The first time a programmer brings a CopyStorm database into ERwin (or another data modeling tool) one of the first questions asked is:
- Where are the relationships between tables?
The “database equivalent” question is:
- Why doesn’t CopyStorm generate FOREIGN KEY constraints?
The short answer to this question is:
The addition of Foreign Key constraints would dramatically increase the complexity and cost of extracting data from Salesforce without improving the performance of database queries.
In a database, the purpose of a Foreign Key constraint is to enforce referential integrity. A Foreign Key constraint does nothing to improve query performance — that is a job for indexes (CopyStorm does create the indexes!). If Foreign Key constraints were enabled on a CopyStorm database then several hugely complex problems start appearing:
- Records MUST be inserted/updated in an order that maintains referential integrity — 100% of the time.
- Bi-directional relationships must be backed up in two passes. This type of relationship occurs frequently in Salesforce.
Let’s look at one simple referential integrity example. Salesforce’s Account table contains a “Parent Account” field. If there are three accounts in Salesforce (A, B, and C), and A is the parent of B and B is the parent of C then the records have to be written to the database in the order:
Any other order will cause a referential integrity error in the database. Add a few dozen tables and their cross relationships and the complexity of this problem explodes (along with the runtime)!

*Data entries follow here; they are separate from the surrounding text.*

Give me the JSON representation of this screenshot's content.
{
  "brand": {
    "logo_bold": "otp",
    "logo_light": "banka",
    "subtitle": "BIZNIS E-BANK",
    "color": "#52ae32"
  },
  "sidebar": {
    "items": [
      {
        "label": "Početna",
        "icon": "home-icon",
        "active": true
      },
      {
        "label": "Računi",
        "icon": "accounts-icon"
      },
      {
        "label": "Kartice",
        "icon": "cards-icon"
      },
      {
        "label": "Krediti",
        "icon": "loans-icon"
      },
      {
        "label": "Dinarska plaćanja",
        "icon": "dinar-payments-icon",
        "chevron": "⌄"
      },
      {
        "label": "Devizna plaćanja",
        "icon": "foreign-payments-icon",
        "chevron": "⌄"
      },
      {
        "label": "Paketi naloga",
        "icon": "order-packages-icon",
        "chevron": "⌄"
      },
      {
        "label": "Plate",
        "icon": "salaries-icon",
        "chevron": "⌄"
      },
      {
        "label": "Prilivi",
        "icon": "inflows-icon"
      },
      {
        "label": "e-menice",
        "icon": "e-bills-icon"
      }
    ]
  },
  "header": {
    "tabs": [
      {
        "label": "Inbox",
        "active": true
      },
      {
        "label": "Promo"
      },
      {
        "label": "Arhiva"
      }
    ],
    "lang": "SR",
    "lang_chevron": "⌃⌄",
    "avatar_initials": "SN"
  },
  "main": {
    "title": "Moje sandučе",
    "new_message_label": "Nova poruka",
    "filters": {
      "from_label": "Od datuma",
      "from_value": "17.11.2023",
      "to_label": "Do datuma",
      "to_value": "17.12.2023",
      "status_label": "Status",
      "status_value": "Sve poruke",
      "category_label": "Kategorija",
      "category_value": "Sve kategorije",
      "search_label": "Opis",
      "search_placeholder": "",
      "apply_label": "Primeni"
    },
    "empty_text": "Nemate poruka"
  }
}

Let’s look at a simple bi-directional relationship where it is impossible to copy the records in the proper order.
- Each User record in Salesforce references a Profile record.
- Each Profile record in Salesforce references the User table via the Profile.ownerId field.

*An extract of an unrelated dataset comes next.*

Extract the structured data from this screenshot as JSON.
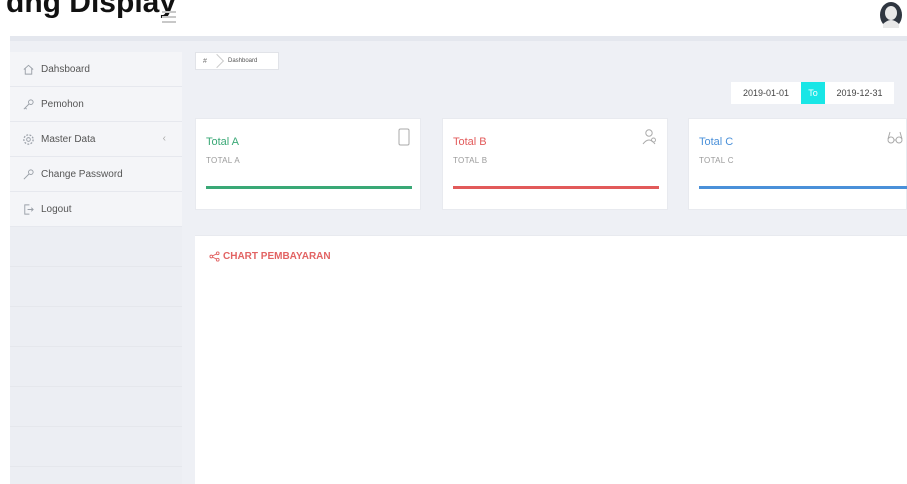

This is a problem because it makes it impossible to copy the “correct record first” due to the mutual dependency. Any restore approach (if Foreign Key constraints are enabled) would require an approach like:

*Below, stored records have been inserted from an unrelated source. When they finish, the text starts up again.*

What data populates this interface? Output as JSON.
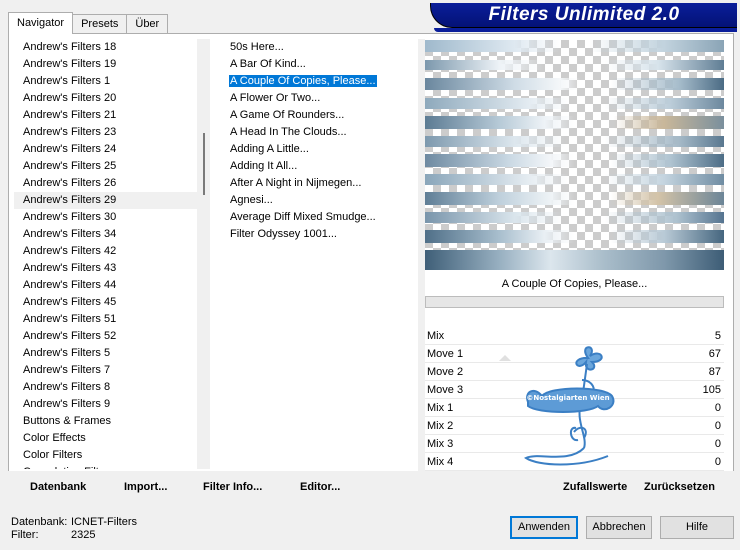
{
  "tabs": [
    "Navigator",
    "Presets",
    "Über"
  ],
  "title": "Filters Unlimited 2.0",
  "categories": [
    "Andrew's Filters 18",
    "Andrew's Filters 19",
    "Andrew's Filters 1",
    "Andrew's Filters 20",
    "Andrew's Filters 21",
    "Andrew's Filters 23",
    "Andrew's Filters 24",
    "Andrew's Filters 25",
    "Andrew's Filters 26",
    "Andrew's Filters 29",
    "Andrew's Filters 30",
    "Andrew's Filters 34",
    "Andrew's Filters 42",
    "Andrew's Filters 43",
    "Andrew's Filters 44",
    "Andrew's Filters 45",
    "Andrew's Filters 51",
    "Andrew's Filters 52",
    "Andrew's Filters 5",
    "Andrew's Filters 7",
    "Andrew's Filters 8",
    "Andrew's Filters 9",
    "Buttons & Frames",
    "Color Effects",
    "Color Filters",
    "Convolution Filters"
  ],
  "filters": [
    "50s Here...",
    "A Bar Of Kind...",
    "A Couple Of Copies, Please...",
    "A Flower Or Two...",
    "A Game Of Rounders...",
    "A Head In The Clouds...",
    "Adding A Little...",
    "Adding It All...",
    "After A Night in Nijmegen...",
    "Agnesi...",
    "Average Diff Mixed Smudge...",
    "Filter Odyssey 1001..."
  ],
  "selected_filter": "A Couple Of Copies, Please...",
  "preview_caption": "A Couple Of Copies, Please...",
  "params": [
    {
      "label": "Mix",
      "value": "5"
    },
    {
      "label": "Move 1",
      "value": "67"
    },
    {
      "label": "Move 2",
      "value": "87"
    },
    {
      "label": "Move 3",
      "value": "105"
    },
    {
      "label": "Mix 1",
      "value": "0"
    },
    {
      "label": "Mix 2",
      "value": "0"
    },
    {
      "label": "Mix 3",
      "value": "0"
    },
    {
      "label": "Mix 4",
      "value": "0"
    }
  ],
  "watermark": {
    "text": "©Nostalgiarten Wien"
  },
  "toolbar": {
    "datenbank": "Datenbank",
    "import": "Import...",
    "filter_info": "Filter Info...",
    "editor": "Editor...",
    "zufallswerte": "Zufallswerte",
    "zuruecksetzen": "Zurücksetzen"
  },
  "status": {
    "datenbank_label": "Datenbank:",
    "datenbank_value": "ICNET-Filters",
    "filter_label": "Filter:",
    "filter_value": "2325"
  },
  "buttons": {
    "apply": "Anwenden",
    "cancel": "Abbrechen",
    "help": "Hilfe"
  },
  "colors": {
    "title_bg": "#0a1e9a",
    "selection": "#0078d7"
  }
}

- Copy the User record, leaving the ProfileId field null.
- Copy the Profile record.
- Update the User record’s ProfileId field with the id of the Profile record restored in the previous step.
Does this sound like a lot of data retrieval and graph theory to make a backup work? In practice the problem is much harder than these examples when the reality of hundreds of tables and their interrelationships are added.
Though CopyStorm does not declare Foreign Key constraints, it does create indexes on all columns that are involved in foreign key relationships. This means that JOINs will run fast (even though ERwin will not display a nice picture of the relationships).
When you need to know the key relationships there are several good sources: